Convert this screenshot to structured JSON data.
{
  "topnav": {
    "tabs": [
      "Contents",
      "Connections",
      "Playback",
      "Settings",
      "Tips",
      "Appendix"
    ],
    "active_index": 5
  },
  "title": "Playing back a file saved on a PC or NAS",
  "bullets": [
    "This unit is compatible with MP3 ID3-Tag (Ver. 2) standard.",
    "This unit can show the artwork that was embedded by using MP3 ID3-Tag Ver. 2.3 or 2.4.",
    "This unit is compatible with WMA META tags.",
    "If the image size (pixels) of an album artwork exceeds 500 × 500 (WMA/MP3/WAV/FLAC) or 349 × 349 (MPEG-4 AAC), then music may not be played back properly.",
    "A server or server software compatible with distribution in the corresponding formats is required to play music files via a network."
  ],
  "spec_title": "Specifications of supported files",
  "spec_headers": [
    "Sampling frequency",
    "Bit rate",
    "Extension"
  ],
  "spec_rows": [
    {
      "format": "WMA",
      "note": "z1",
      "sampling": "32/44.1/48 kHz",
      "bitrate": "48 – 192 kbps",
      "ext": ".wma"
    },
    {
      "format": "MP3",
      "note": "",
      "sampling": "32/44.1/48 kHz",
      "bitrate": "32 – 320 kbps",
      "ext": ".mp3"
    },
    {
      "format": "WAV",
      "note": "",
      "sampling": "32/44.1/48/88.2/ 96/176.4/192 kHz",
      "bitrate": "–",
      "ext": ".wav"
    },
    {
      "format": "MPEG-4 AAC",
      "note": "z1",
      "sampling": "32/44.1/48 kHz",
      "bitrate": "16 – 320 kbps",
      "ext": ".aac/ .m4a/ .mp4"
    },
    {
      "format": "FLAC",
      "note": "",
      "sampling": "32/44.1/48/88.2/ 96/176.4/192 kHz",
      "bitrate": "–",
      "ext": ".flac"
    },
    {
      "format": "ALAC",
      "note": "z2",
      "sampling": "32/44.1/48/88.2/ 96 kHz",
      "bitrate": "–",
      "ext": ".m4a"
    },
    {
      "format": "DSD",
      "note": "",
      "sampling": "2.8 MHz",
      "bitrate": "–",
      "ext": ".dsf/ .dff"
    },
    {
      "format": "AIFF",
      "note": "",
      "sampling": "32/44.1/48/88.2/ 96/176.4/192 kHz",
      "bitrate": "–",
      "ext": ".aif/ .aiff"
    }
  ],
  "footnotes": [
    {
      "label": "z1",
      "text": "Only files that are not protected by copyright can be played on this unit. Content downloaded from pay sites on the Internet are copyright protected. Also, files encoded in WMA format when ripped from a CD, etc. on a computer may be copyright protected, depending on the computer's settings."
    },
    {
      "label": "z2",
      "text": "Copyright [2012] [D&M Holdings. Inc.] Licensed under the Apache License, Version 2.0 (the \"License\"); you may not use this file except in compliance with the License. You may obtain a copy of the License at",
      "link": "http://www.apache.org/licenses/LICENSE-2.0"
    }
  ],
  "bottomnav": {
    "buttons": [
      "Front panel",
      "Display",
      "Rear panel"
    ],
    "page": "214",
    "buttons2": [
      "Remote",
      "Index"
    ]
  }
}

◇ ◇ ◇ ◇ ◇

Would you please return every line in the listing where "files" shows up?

Your solution:
    "A server or server software compatible with distribution in the corresponding formats is required to play music files via a network."
  "spec_title": "Specifications of supported files",
      "text": "Only files that are not protected by copyright can be played on this unit. Content downloaded from pay sites on the Internet are copyright protected. Also, files encoded in WMA format when ripped from a CD, etc. on a computer may be copyright protected, depending on the computer's settings."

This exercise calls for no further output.